The Kung Fu group embodied the rich variety of students enrolled in the American section of our OIB program. They were 2nde level, roughly equivalent to UK Key Stage 4, or sophomores in an American high school: full of physical energy and perhaps lacking in maturity, but always eager to talk and be heard, each student a multilingual learner to whom the EAL acronym did not seem to accurately apply. Many have been speaking their native language interchangeably with English since childhood, while others speak two or three additional languages with equal ease. But skill levels are mixed in our section, resulting in a constant susurrus of voices in the classroom beneath the flow of instruction in English. It has taken me some time to understand that this is not a sign of disrespect, but active engagement, as more fluent students work quietly to aid colleagues who struggle with comprehension.
The choral Shakespeare recitation, which takes a passage designed for a single voice and distributes the lines amongst multiple speakers, is a challenging exercise, even in the context where I first encountered it, during MFA-level training in Shakespearean performance technique. Thanks to our OIB programme’s insistence on the centrality of poetry to English literature curriculum, my students already possessed strong practical understanding of the inner workings of a poem. However, this exercise asked them to dig deeper, to move beyond what I call “literary terminology bingo” towards an examination of the connection between sound and emotion. In just twenty-five minutes of group work, they needed to develop a coherent, nuanced, multi-voiced recitation of one of the most renowned sonnets in the English language. This was asking a lot, and I knew it.
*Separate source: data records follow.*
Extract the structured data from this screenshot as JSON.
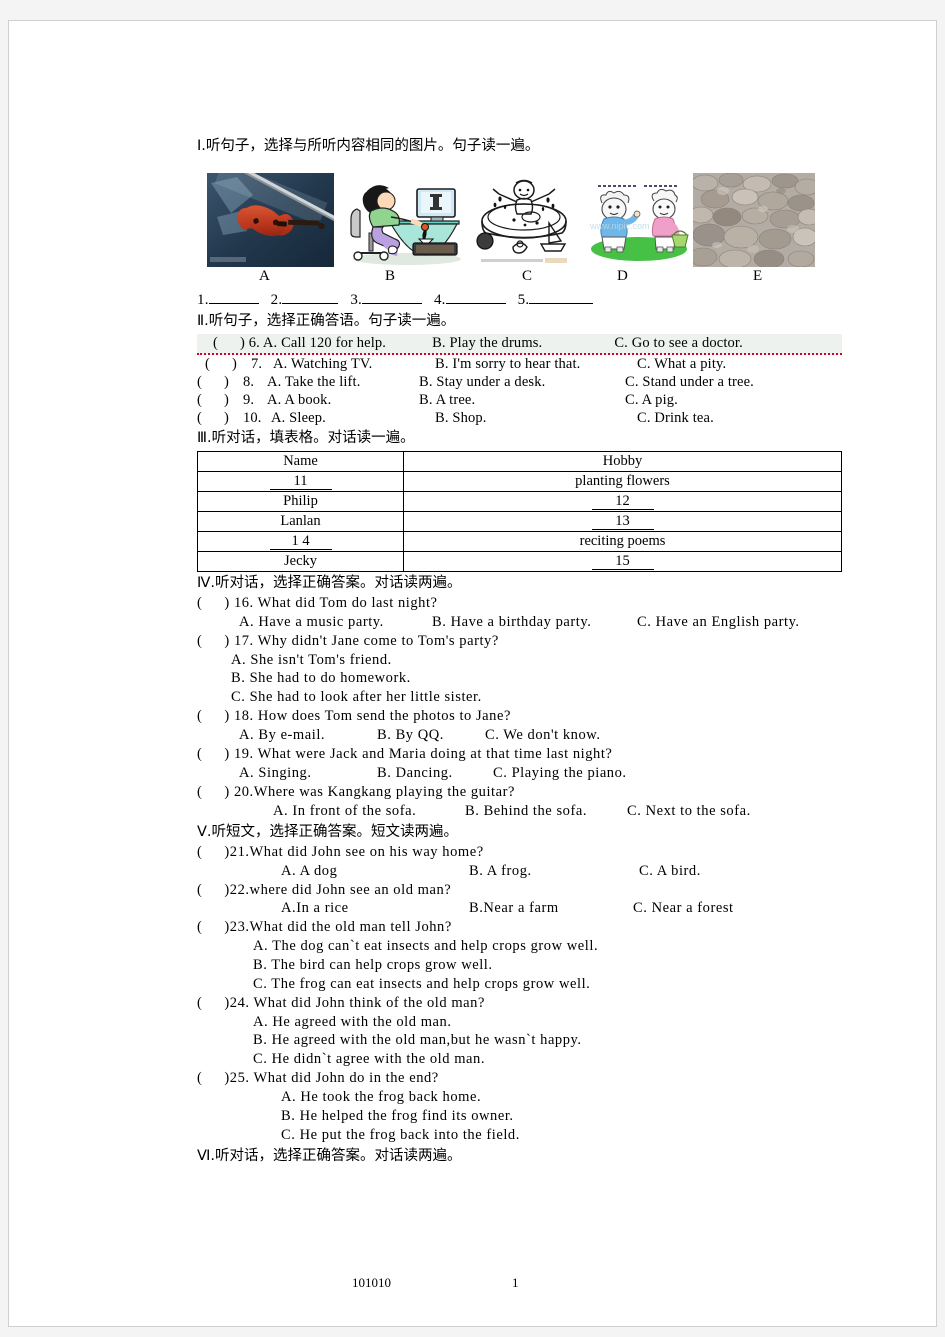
{
  "document": {
    "footer_code": "101010",
    "page_number": "1"
  },
  "sections": {
    "s1": {
      "heading": "Ⅰ.听句子，选择与所听内容相同的图片。句子读一遍。",
      "pictures": [
        {
          "label": "A",
          "alt": "red violin with bow on dark blue background"
        },
        {
          "label": "B",
          "alt": "cartoon girl sitting at a computer desk"
        },
        {
          "label": "C",
          "alt": "line drawing of a child in a swimming pool with ball and toy boat"
        },
        {
          "label": "D",
          "alt": "two cartoon goats on grass, one with a basket"
        },
        {
          "label": "E",
          "alt": "photograph of gray and brown stones"
        }
      ],
      "blanks": [
        "1.",
        "2.",
        "3.",
        "4.",
        "5."
      ]
    },
    "s2": {
      "heading": "Ⅱ.听句子，选择正确答语。句子读一遍。",
      "items": [
        {
          "num": "6.",
          "a": "A. Call 120 for help.",
          "b": "B. Play the drums.",
          "c": "C. Go to see a doctor."
        },
        {
          "num": "7.",
          "a": "A. Watching TV.",
          "b": "B. I'm sorry to hear that.",
          "c": "C. What a pity."
        },
        {
          "num": "8.",
          "a": "A. Take the lift.",
          "b": "B. Stay under a desk.",
          "c": "C. Stand under a tree."
        },
        {
          "num": "9.",
          "a": "A. A book.",
          "b": "B. A tree.",
          "c": "C. A pig."
        },
        {
          "num": "10.",
          "a": "A. Sleep.",
          "b": "B. Shop.",
          "c": "C. Drink tea."
        }
      ]
    },
    "s3": {
      "heading": "Ⅲ.听对话，填表格。对话读一遍。",
      "table": {
        "headers": [
          "Name",
          "Hobby"
        ],
        "rows": [
          {
            "name": "11",
            "name_blank": true,
            "hobby": "planting  flowers",
            "hobby_blank": false
          },
          {
            "name": "Philip",
            "name_blank": false,
            "hobby": "12",
            "hobby_blank": true
          },
          {
            "name": "Lanlan",
            "name_blank": false,
            "hobby": "13",
            "hobby_blank": true
          },
          {
            "name": "1 4",
            "name_blank": true,
            "hobby": "reciting  poems",
            "hobby_blank": false
          },
          {
            "name": "Jecky",
            "name_blank": false,
            "hobby": "15",
            "hobby_blank": true
          }
        ]
      }
    },
    "s4": {
      "heading": "Ⅳ.听对话，选择正确答案。对话读两遍。",
      "q16": {
        "stem": ") 16. What did Tom do last night?",
        "a": "A. Have a music party.",
        "b": "B. Have a birthday party.",
        "c": "C. Have an English party."
      },
      "q17": {
        "stem": ") 17. Why didn't Jane come to Tom's party?",
        "a": "A.  She isn't Tom's friend.",
        "b": "B.  She had to do homework.",
        "c": "C.  She had to look after her little sister."
      },
      "q18": {
        "stem": ") 18. How does Tom send the photos to Jane?",
        "a": "A. By e-mail.",
        "b": "B. By QQ.",
        "c": "C. We don't know."
      },
      "q19": {
        "stem": ") 19. What were Jack and Maria doing at that time last night?",
        "a": "A. Singing.",
        "b": "B. Dancing.",
        "c": "C. Playing the piano."
      },
      "q20": {
        "stem": ") 20.Where was Kangkang playing the guitar?",
        "a": "A. In front of the sofa.",
        "b": "B. Behind the sofa.",
        "c": "C. Next to the sofa."
      }
    },
    "s5": {
      "heading": "Ⅴ.听短文，选择正确答案。短文读两遍。",
      "q21": {
        "stem": ")21.What did John see on his way home?",
        "a": "A. A dog",
        "b": "B. A frog.",
        "c": "C. A bird."
      },
      "q22": {
        "stem": ")22.where did John see an old man?",
        "a": "A.In a rice",
        "b": "B.Near a farm",
        "c": "C. Near a forest"
      },
      "q23": {
        "stem": ")23.What did the old man tell John?",
        "a": "A.  The dog can`t eat insects and help crops grow well.",
        "b": "B.  The bird can help crops grow well.",
        "c": "C.  The frog can eat insects and help crops grow well."
      },
      "q24": {
        "stem": ")24. What did John think of the old man?",
        "a": "A.  He agreed with the old man.",
        "b": "B.  He agreed with the old man,but he wasn`t happy.",
        "c": "C.  He didn`t agree with the old man."
      },
      "q25": {
        "stem": ")25. What did John do in the end?",
        "a": "A.  He took the frog back home.",
        "b": "B.  He helped the frog find its owner.",
        "c": "C.  He put the frog back into the field."
      }
    },
    "s6": {
      "heading": "Ⅵ.听对话，选择正确答案。对话读两遍。"
    }
  }
}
Back outside, two of my three groups were working steadily. One group focused on caesuras and enjambment as a way to drive emotional impact. The other clarified pace and pronunciation for non-native English speaking colleagues. Around the corner, a young man in the Kung Fu crowd was jumping off a trash can. I sighed and called everyone back into the classroom.
Whether by accident or design, the other two groups presented first. These recitations were excellent examples of learning objectives acquired and applied. Lines were divided into precise phrases which respected meaning and produced interesting tonal effects. Their understanding of the language was accurate, their diligence impressive. But somehow there was a spark missing. I shook off the thought, chalking it up to fatigue, and asked the Kung Fu group to come to the front of the room. Up they shambled, and proceeded to astound us. Their group of seven was split almost equally along gender lines, and they physically arranged themselves in an alternating boy-girl pattern. Crucially, they assigned full lines in the sonnet in the same manner, alternating by gender and rarely splitting lines between voices, bringing an engaged excitement to the movement of the text. I realised I was listening to something innovative, a welcome variation on conventional interpretations of this beloved poem. Instead of the thoughts of an individual voice, I was hearing a dialogue: perhaps between Lover and Beloved, or a conversation between inner and outer speech.
At the centre of the line, the group had placed the student with the strongest English language skills, assigning him the closing lines. No critical analysis of mine regarding the significance of Shakespearean rhyming couplets could have been as powerful as hearing that young man’s voice ring out confidently in the classroom: “For thy sweet love rememb’red such wealth brings / That then I scorn to change my state with kings.”
Anne Ryan Hanafin